Theresa May has thrown her hat into the ring for the Conservative Party leadership by outlining a vision that includes working for everyone in Britain and "not a privileged few".
May, who at six years is the longest-serving Home Secretary for a century, was a Remain supporter in the EU referendum but stayed on the sidelines enough to keep her powder dry and not antagonise the Leave camp.
She wrote in the Times that she can unite the party divided by the referendum and deal with its fallout, saying: "If you're from an ordinary, working-class family, life is just much harder than many people in politics realise."
In comments that may be interpreted as a dig at the frontrunner Boris Johnson, she added: "Frankly, not everybody in Westminster understands what it's like to live like this.

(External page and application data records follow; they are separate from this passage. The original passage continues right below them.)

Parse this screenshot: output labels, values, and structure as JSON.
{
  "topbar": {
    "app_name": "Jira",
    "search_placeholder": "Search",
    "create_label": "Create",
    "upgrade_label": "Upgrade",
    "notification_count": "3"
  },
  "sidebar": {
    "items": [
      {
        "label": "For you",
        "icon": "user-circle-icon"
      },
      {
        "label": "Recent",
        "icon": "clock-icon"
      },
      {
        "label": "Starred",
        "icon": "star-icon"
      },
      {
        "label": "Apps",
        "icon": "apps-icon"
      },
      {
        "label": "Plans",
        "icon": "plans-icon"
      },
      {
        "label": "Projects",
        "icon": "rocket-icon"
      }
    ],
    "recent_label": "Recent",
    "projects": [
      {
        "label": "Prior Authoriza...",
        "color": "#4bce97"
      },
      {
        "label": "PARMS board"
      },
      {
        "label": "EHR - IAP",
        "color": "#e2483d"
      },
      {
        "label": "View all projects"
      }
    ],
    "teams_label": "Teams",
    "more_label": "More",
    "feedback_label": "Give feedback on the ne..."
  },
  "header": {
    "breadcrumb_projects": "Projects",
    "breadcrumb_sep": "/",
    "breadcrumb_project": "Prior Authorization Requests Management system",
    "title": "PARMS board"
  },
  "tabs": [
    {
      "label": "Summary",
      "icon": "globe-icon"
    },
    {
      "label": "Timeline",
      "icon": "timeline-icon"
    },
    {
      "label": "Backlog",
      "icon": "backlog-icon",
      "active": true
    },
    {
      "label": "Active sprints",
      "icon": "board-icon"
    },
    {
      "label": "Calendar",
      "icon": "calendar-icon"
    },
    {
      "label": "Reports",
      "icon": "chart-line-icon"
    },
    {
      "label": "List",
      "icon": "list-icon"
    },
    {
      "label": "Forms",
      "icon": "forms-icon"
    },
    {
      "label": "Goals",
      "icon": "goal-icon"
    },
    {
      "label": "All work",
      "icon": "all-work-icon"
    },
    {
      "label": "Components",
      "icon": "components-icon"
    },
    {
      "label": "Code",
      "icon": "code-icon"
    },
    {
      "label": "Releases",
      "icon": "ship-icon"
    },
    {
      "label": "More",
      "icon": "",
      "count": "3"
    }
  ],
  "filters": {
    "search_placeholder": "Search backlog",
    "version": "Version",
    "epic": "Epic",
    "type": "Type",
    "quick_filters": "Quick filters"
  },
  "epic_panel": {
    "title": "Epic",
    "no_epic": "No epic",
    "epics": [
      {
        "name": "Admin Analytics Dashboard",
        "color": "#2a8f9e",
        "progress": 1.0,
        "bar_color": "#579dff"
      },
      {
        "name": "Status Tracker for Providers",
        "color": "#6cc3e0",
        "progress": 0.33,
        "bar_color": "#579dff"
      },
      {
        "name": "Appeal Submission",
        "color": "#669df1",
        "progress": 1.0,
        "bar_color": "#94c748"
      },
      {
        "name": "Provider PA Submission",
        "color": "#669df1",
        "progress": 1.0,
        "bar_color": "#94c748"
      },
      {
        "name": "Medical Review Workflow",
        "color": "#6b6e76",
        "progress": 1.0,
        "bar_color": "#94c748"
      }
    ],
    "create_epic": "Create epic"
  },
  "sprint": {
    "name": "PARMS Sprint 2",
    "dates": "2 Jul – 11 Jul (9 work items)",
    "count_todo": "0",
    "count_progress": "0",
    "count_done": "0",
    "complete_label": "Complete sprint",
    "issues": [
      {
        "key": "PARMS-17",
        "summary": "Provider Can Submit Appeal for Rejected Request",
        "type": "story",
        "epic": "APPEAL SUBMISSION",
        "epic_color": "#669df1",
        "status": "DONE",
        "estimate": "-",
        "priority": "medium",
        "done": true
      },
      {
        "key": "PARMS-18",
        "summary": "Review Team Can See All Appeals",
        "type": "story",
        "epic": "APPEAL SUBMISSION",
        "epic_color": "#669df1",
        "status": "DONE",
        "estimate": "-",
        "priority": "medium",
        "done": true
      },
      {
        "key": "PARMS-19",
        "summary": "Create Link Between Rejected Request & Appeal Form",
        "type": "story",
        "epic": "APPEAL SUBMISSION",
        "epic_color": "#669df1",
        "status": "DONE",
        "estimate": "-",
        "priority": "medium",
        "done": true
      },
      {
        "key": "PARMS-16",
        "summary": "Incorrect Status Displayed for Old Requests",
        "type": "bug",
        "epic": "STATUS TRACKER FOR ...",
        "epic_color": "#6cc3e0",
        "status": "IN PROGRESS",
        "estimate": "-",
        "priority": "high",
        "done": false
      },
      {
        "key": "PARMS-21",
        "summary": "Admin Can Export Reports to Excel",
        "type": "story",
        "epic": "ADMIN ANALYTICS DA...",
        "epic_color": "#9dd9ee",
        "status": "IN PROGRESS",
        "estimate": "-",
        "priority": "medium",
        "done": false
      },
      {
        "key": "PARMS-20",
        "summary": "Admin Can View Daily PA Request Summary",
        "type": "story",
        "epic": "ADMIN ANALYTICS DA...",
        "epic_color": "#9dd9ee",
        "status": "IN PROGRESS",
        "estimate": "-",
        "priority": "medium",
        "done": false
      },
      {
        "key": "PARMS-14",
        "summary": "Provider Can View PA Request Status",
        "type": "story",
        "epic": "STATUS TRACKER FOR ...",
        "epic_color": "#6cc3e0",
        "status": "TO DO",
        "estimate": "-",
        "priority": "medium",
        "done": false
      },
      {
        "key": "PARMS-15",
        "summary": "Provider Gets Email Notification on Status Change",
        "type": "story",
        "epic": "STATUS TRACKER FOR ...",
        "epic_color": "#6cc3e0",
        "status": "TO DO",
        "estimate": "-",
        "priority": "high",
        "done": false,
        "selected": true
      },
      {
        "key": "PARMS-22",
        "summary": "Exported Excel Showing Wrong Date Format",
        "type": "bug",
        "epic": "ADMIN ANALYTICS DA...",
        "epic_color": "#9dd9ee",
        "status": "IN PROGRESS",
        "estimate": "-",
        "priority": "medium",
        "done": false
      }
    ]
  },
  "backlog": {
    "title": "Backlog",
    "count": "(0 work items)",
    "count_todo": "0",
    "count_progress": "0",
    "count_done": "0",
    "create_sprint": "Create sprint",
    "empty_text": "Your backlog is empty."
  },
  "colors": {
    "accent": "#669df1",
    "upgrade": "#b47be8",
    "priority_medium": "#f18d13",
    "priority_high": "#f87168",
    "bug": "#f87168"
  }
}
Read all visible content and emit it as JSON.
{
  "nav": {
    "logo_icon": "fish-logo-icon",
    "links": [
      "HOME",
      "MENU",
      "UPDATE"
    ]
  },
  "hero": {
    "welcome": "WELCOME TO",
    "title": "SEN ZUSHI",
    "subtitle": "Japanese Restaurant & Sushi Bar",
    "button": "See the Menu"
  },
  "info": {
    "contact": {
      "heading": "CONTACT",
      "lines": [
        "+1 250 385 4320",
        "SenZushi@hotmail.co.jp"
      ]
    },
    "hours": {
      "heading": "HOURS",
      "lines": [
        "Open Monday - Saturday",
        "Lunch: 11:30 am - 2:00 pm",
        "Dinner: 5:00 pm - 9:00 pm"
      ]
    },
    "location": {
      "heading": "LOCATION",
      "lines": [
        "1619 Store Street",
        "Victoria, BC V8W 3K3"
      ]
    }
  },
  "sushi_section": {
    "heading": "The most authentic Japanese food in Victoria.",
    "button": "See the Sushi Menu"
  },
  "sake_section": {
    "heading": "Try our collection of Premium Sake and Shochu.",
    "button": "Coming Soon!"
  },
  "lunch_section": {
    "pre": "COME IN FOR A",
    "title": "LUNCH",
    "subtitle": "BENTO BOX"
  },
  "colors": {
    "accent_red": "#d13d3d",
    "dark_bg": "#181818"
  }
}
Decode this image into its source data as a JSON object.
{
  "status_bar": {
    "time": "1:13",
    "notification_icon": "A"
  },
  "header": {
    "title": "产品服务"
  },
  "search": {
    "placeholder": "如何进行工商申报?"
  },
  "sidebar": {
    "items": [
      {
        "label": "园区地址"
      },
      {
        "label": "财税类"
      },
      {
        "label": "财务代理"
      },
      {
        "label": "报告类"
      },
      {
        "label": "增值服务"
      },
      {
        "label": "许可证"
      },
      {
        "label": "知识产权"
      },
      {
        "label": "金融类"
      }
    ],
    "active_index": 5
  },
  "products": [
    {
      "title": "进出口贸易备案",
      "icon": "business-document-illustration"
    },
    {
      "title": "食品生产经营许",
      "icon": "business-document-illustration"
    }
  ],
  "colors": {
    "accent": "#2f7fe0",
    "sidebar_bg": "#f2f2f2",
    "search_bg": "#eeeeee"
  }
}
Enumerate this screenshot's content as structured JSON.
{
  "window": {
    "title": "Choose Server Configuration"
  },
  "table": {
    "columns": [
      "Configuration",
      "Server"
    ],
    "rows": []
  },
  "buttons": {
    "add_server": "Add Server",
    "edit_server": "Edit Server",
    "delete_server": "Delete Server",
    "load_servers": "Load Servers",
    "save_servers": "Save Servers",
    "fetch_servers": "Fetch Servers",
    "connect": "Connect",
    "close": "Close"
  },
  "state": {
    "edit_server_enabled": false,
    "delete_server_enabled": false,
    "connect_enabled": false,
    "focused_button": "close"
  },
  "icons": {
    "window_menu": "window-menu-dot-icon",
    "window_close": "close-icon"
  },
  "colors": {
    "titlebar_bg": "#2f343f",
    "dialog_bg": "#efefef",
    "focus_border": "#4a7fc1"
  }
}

And some need to be told that what the government does isn't a game."
She sought to ease concerns that only someone who backed Brexit can be the next prime minister by saying that she intended to create a new government department to deal with negotiations with the EU, to be led by a senior Secretary of State who campaigned for Leave.
A poll this week by YouGov for the Times put May 17 points ahead of Johnson, at 55%. A source close to the Home Secretary told the Telegraph that there was considerable ill-feeling among her supporters towards Johnson and that she would prefer to lose an election against him than do any deal with him.
"Boris has moved from being the Heineken politician to the Marmite politician. He is no longer a force for excitement. He is the most divisive person in British politics. As the pain bites people are going to blame him," the source said.
Ex-Defence Secretary Liam Fox and Work and Pensions Secretary Stephen Crabb are also candidates for the job which will be voted on by 125,000 Tory party members by 9 September.
Email by Michael Gove's wife
Johnson's campaign is being run by Justice Secretary Michael Gove, however an e-mail from his wife Sarah Vine to her husband suggested he should not guarantee his support for Johnson's leadership bid without a specific job offer.
The email read: "One simple message: you MUST have SPECIFIC from Boris OTHERWISE (sic) you cannot guarantee your support. The details can be worked out later on, but without that you have no leverage."
In a reference to the support required by Rupert Murdoch, of News UK, and Paul Dacre of the Daily Mail, she went on: "Crucially, the membership will not have the necessary reassurance to back Boris, neither will Dacre/Murdoch, who instinctively dislike Boris but trust your ability enough to support a Boris Gove ticket."
Meanwhile, the French finance minister Michel Sapin sounded a slightly more optimistic note about a compromise on freedom of movement in Brexit negotiations, telling BBC's Newsnight that everything would be on the table".
"Britain won't be in the same position as it was beforehand. Things will change. Things have already changed. We return to zero ... a clean slate", he told the programme.